With regard to obtaining racing news content I get most of my news and information on free websites and blogs. I start with the Thoroughbred Bloggers Alliance (TBA) homepage each morning where I can access anything I want to know from both TBA and non-TBA bloggers on the big Stakes races, National and International Issues as well as issues of a specific interest to me such as the ongoing NYRA slots issue.
I'll still buy the Daily Racing Form when I am at the track, ( I think I would feel naked without a copy of it under my arm) but other than that, the writing available on the web is so good, so well researched and accurate I don't need to pay for a newspaper or subscriber website to get the information I am looking for.

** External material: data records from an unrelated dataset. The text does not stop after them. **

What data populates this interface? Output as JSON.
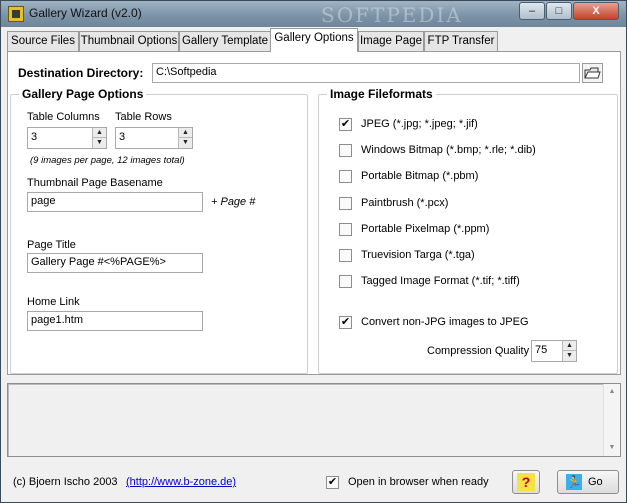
{
  "window": {
    "title": "Gallery Wizard (v2.0)",
    "watermark": "SOFTPEDIA",
    "controls": {
      "minimize": "–",
      "maximize": "□",
      "close": "X"
    }
  },
  "tabs": [
    {
      "label": "Source Files"
    },
    {
      "label": "Thumbnail Options"
    },
    {
      "label": "Gallery Template"
    },
    {
      "label": "Gallery Options",
      "active": true
    },
    {
      "label": "Image Page"
    },
    {
      "label": "FTP Transfer"
    }
  ],
  "destination": {
    "label": "Destination Directory:",
    "value": "C:\\Softpedia"
  },
  "gallery_page_options": {
    "title": "Gallery Page Options",
    "table_columns": {
      "label": "Table Columns",
      "value": "3"
    },
    "table_rows": {
      "label": "Table Rows",
      "value": "3"
    },
    "summary": "(9 images per page, 12 images total)",
    "basename": {
      "label": "Thumbnail Page Basename",
      "value": "page",
      "suffix": "+ Page #"
    },
    "page_title": {
      "label": "Page Title",
      "value": "Gallery Page #<%PAGE%>"
    },
    "home_link": {
      "label": "Home Link",
      "value": "page1.htm"
    }
  },
  "image_fileformats": {
    "title": "Image Fileformats",
    "formats": [
      {
        "label": "JPEG (*.jpg; *.jpeg; *.jif)",
        "mark": "✔"
      },
      {
        "label": "Windows Bitmap (*.bmp; *.rle; *.dib)",
        "mark": ""
      },
      {
        "label": "Portable Bitmap (*.pbm)",
        "mark": ""
      },
      {
        "label": "Paintbrush (*.pcx)",
        "mark": ""
      },
      {
        "label": "Portable Pixelmap (*.ppm)",
        "mark": ""
      },
      {
        "label": "Truevision Targa (*.tga)",
        "mark": ""
      },
      {
        "label": "Tagged Image Format (*.tif; *.tiff)",
        "mark": ""
      }
    ],
    "convert": {
      "label": "Convert non-JPG images to JPEG",
      "mark": "✔"
    },
    "compression": {
      "label": "Compression Quality",
      "value": "75"
    }
  },
  "footer": {
    "copyright": "(c) Bjoern Ischo 2003",
    "link": "(http://www.b-zone.de)",
    "open_browser": {
      "label": "Open in browser when ready",
      "mark": "✔"
    },
    "help_glyph": "?",
    "go_glyph": "🏃",
    "go_label": "Go"
  }
}
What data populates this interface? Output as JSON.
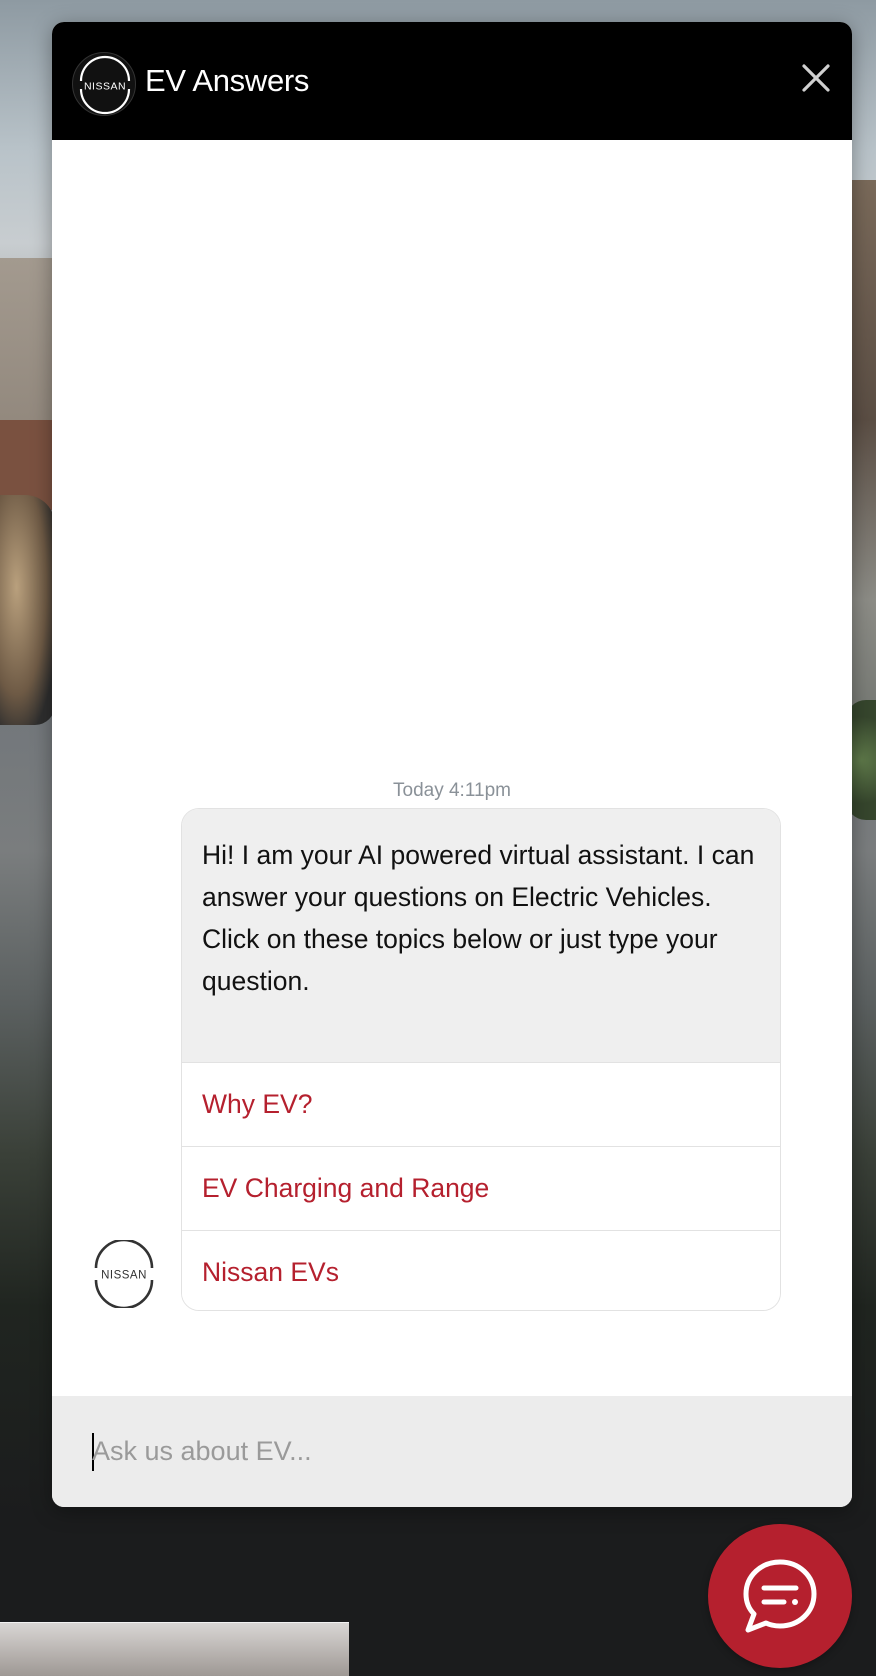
{
  "header": {
    "logo_text": "NISSAN",
    "title": "EV Answers",
    "close_icon": "close-icon"
  },
  "chat": {
    "timestamp": "Today 4:11pm",
    "message_lines": [
      "Hi! I am your AI powered virtual assistant. I can answer your questions on Electric Vehicles.",
      "Click on these topics below or just type your question."
    ],
    "quick_replies": [
      "Why EV?",
      "EV Charging and Range",
      "Nissan EVs"
    ],
    "bot_avatar_text": "NISSAN"
  },
  "input": {
    "placeholder": "Ask us about EV..."
  },
  "launcher": {
    "icon": "chat-bubble-icon"
  },
  "colors": {
    "accent": "#b5202e",
    "header_bg": "#000000",
    "bubble_bg": "#efefef",
    "input_bg": "#ececec"
  }
}
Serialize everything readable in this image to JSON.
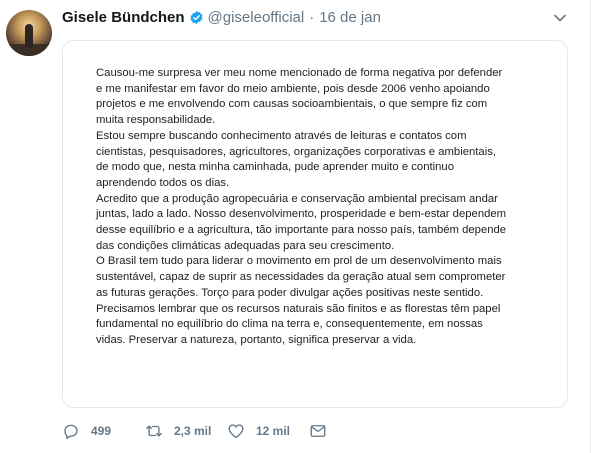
{
  "author": {
    "name": "Gisele Bündchen",
    "handle": "@giseleofficial",
    "separator": "·",
    "date": "16 de jan",
    "verified": true
  },
  "icons": {
    "verified": "verified-badge-icon",
    "caret": "chevron-down-icon",
    "reply": "reply-icon",
    "retweet": "retweet-icon",
    "like": "heart-icon",
    "dm": "envelope-icon"
  },
  "colors": {
    "verified_blue": "#1da1f2",
    "muted": "#657786"
  },
  "statement": {
    "lines": [
      "Causou-me surpresa ver meu nome mencionado de forma negativa por defender",
      "e me manifestar em favor do meio ambiente, pois desde 2006 venho apoiando",
      "projetos e me envolvendo com causas socioambientais, o que sempre fiz com",
      "muita responsabilidade.",
      "Estou sempre buscando conhecimento através de leituras e contatos com",
      "cientistas, pesquisadores, agricultores, organizações corporativas e ambientais,",
      "de modo que, nesta minha caminhada, pude aprender muito e continuo",
      "aprendendo todos os dias.",
      "Acredito que a produção agropecuária e conservação ambiental precisam andar",
      "juntas, lado a lado. Nosso desenvolvimento, prosperidade e bem-estar dependem",
      "desse equilíbrio e a agricultura, tão importante para nosso país, também depende",
      "das condições climáticas adequadas para seu crescimento.",
      "O Brasil tem tudo para liderar o movimento em prol de um desenvolvimento mais",
      "sustentável, capaz de suprir as necessidades da geração atual sem comprometer",
      "as futuras gerações. Torço para poder divulgar ações positivas neste sentido.",
      "Precisamos lembrar que os recursos naturais são finitos e as florestas têm papel",
      "fundamental no equilíbrio do clima na terra e, consequentemente, em nossas",
      "vidas. Preservar a natureza, portanto, significa preservar a vida."
    ]
  },
  "actions": {
    "replies": "499",
    "retweets": "2,3 mil",
    "likes": "12 mil"
  }
}
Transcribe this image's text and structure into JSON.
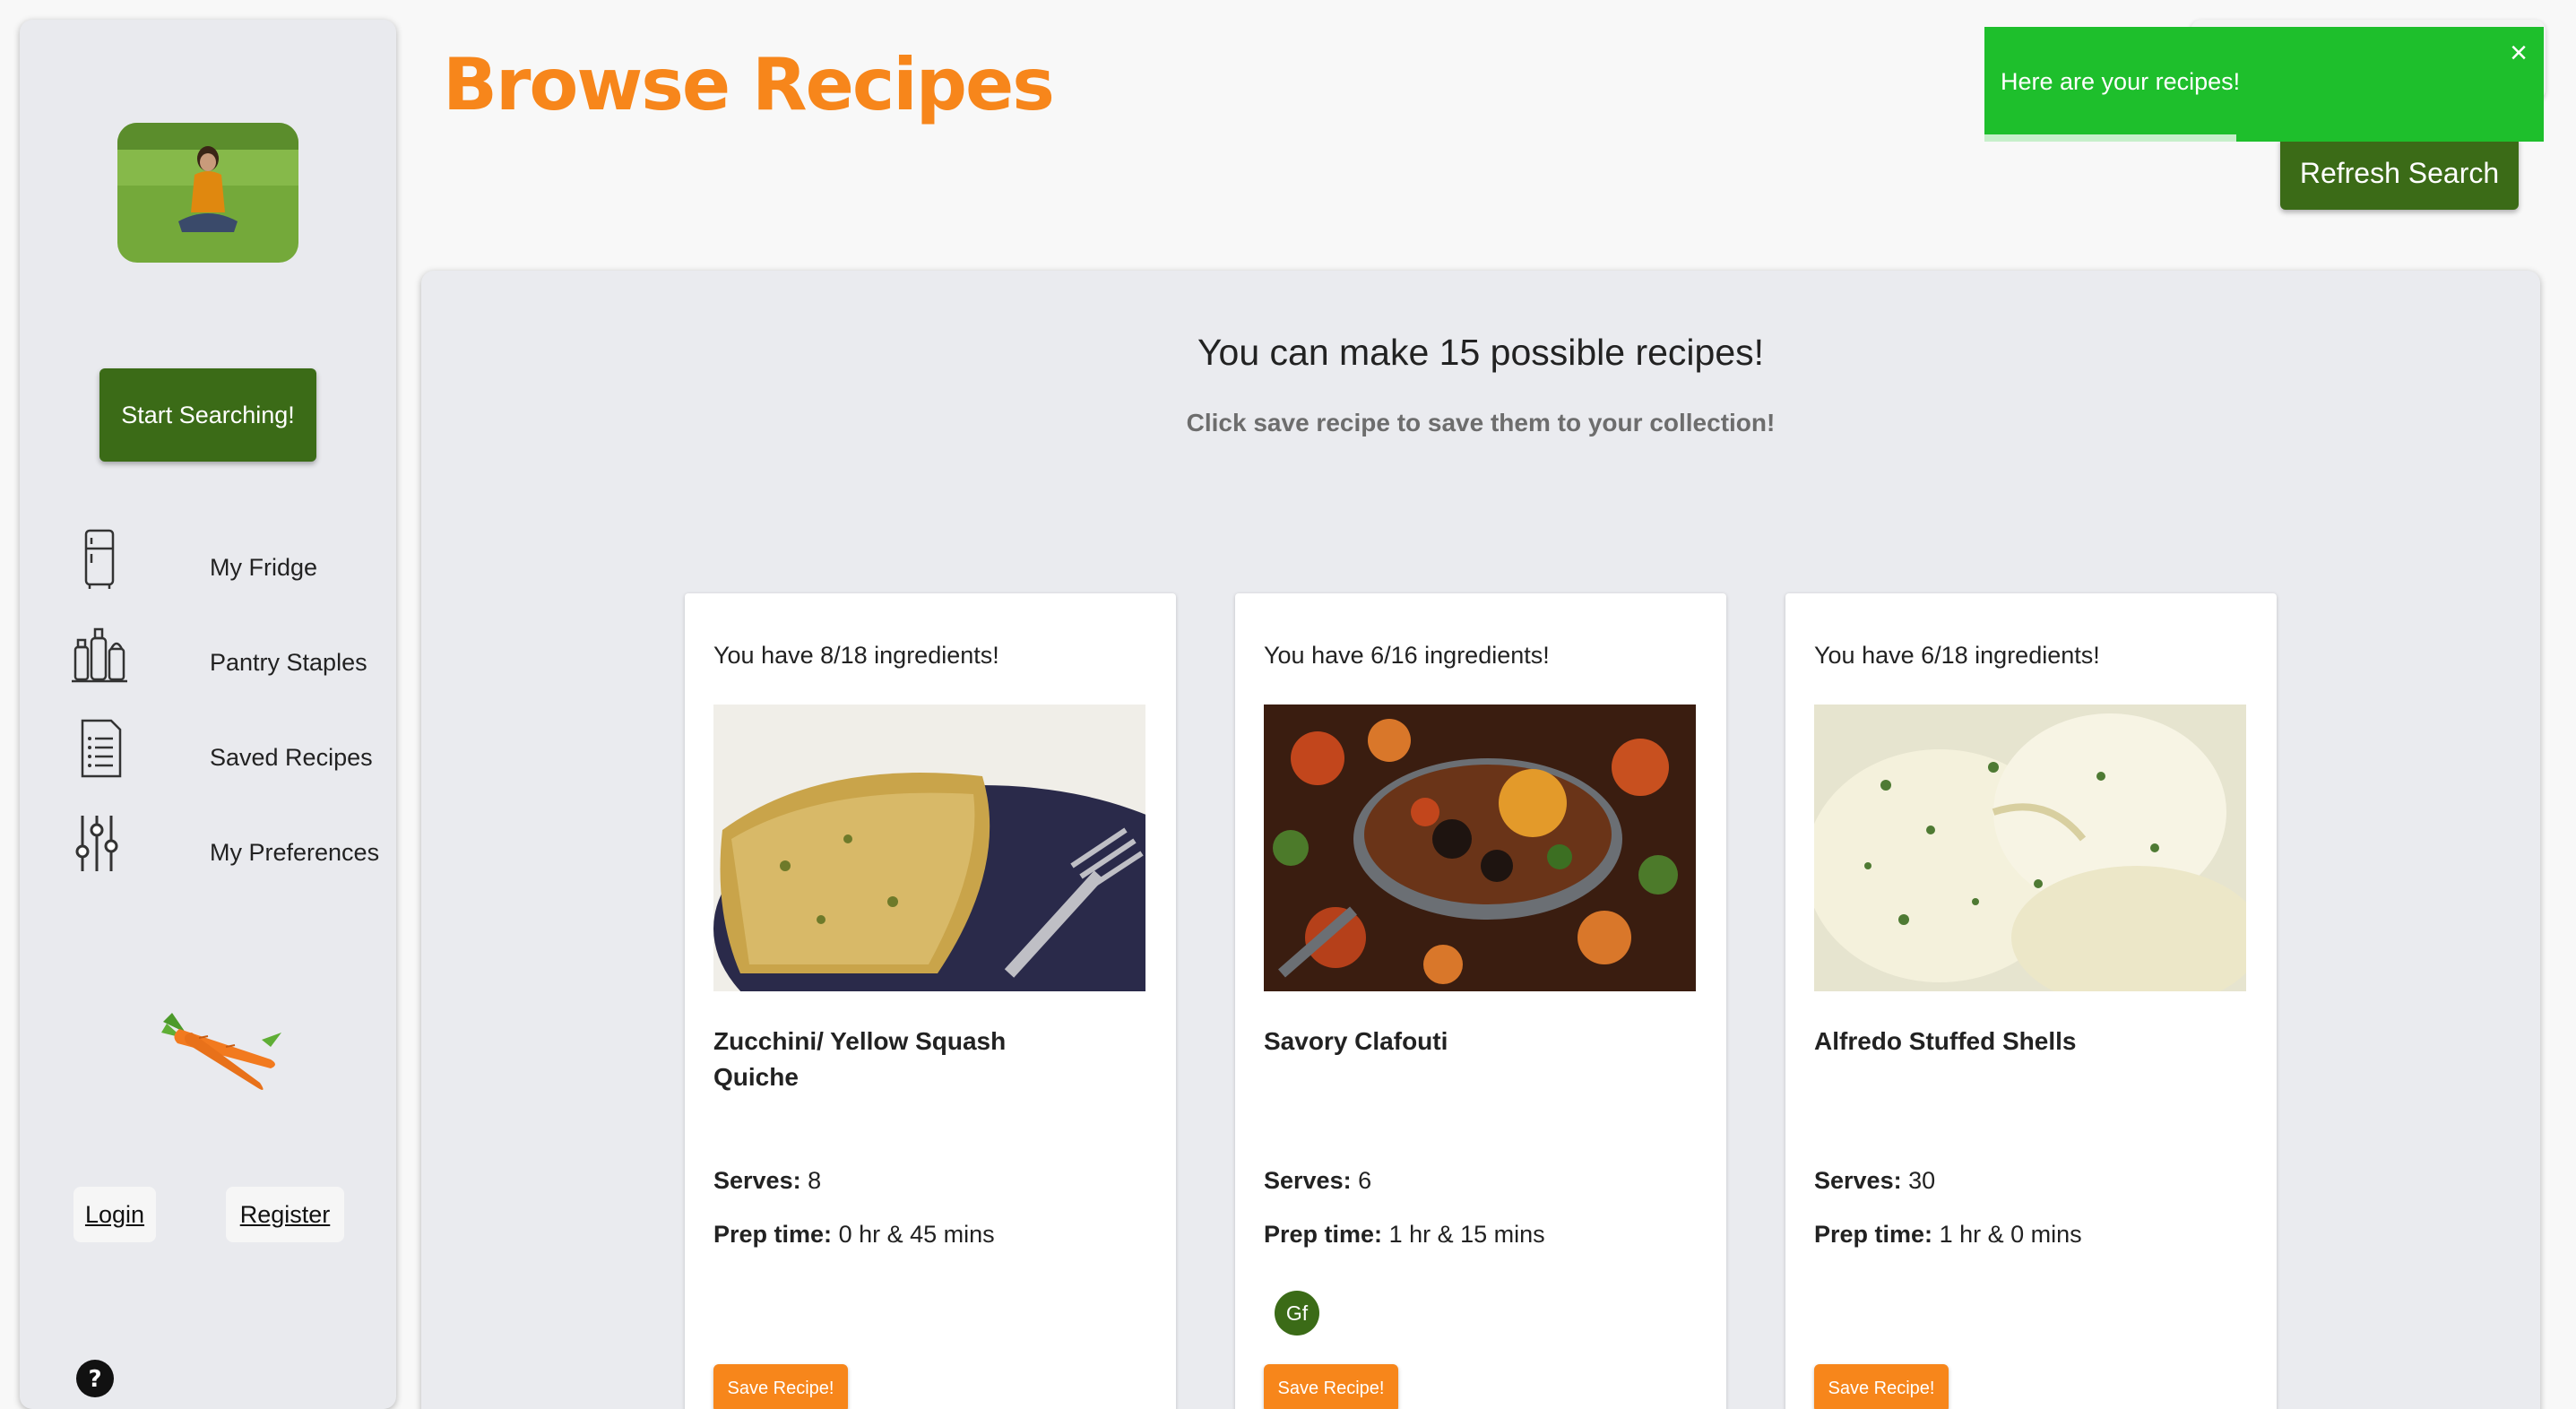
{
  "sidebar": {
    "start_button": "Start Searching!",
    "nav": [
      {
        "label": "My Fridge",
        "icon": "fridge-icon"
      },
      {
        "label": "Pantry Staples",
        "icon": "pantry-icon"
      },
      {
        "label": "Saved Recipes",
        "icon": "document-list-icon"
      },
      {
        "label": "My Preferences",
        "icon": "sliders-icon"
      }
    ],
    "login": "Login",
    "register": "Register"
  },
  "header": {
    "title": "Browse Recipes",
    "refresh_button": "Refresh Search"
  },
  "toast": {
    "message": "Here are your recipes!",
    "close": "×",
    "progress_fraction": 0.45
  },
  "main": {
    "headline": "You can make 15 possible recipes!",
    "subhead": "Click save recipe to save them to your collection!"
  },
  "recipes": [
    {
      "have": "You have 8/18 ingredients!",
      "title": "Zucchini/ Yellow Squash Quiche",
      "serves_label": "Serves:",
      "serves": "8",
      "prep_label": "Prep time:",
      "prep": "0 hr & 45 mins",
      "badges": [],
      "save": "Save Recipe!"
    },
    {
      "have": "You have 6/16 ingredients!",
      "title": "Savory Clafouti",
      "serves_label": "Serves:",
      "serves": "6",
      "prep_label": "Prep time:",
      "prep": "1 hr & 15 mins",
      "badges": [
        "Gf"
      ],
      "save": "Save Recipe!"
    },
    {
      "have": "You have 6/18 ingredients!",
      "title": "Alfredo Stuffed Shells",
      "serves_label": "Serves:",
      "serves": "30",
      "prep_label": "Prep time:",
      "prep": "1 hr & 0 mins",
      "badges": [],
      "save": "Save Recipe!"
    }
  ],
  "colors": {
    "brand_orange": "#f7861b",
    "brand_green": "#3b6b17",
    "toast_green": "#1ebf2c"
  }
}
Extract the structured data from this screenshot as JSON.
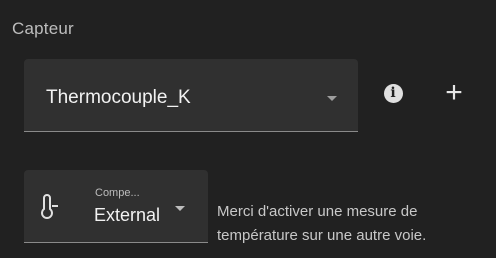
{
  "section": {
    "title": "Capteur"
  },
  "sensor_select": {
    "value": "Thermocouple_K",
    "icon": "caret-down-icon"
  },
  "actions": {
    "info_icon": "info-icon",
    "info_glyph": "i",
    "add_icon": "plus-icon",
    "add_glyph": "+"
  },
  "compensation": {
    "icon": "thermometer-icon",
    "label": "Compe...",
    "value": "External"
  },
  "hint": {
    "line1": "Merci d'activer une mesure de",
    "line2": "température sur une autre voie."
  },
  "colors": {
    "background": "#212121",
    "field_background": "#303030",
    "text": "#f2f2f2",
    "muted_text": "#bdbdbd"
  }
}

I have no problem paying for quality content, I just don't know how you make it work, when the information available now for free is of equal quality. In fact on the NYRA issue alone no paid newspaper can compare on a consistent basis to the information I have read from my brethren at the TBA including Alan at Left at the Gate and Steve at The Business of Racing.
For more on this issue, the NY Times reports on publishers trying to reverse the trend, by setting up systems where some of the online content will be available for paying subscribers only.
However, it may be too late. The most telling comment in the whole NY Times article is this quote from media consultant Alan D. Mutter:
“One of the problems is newspapers fired so many journalists and turned them loose to start so many blogs,” Mr. Mutter said. “They should have executed them. They wouldn’t have had competition. But they foolishly let them out alive.”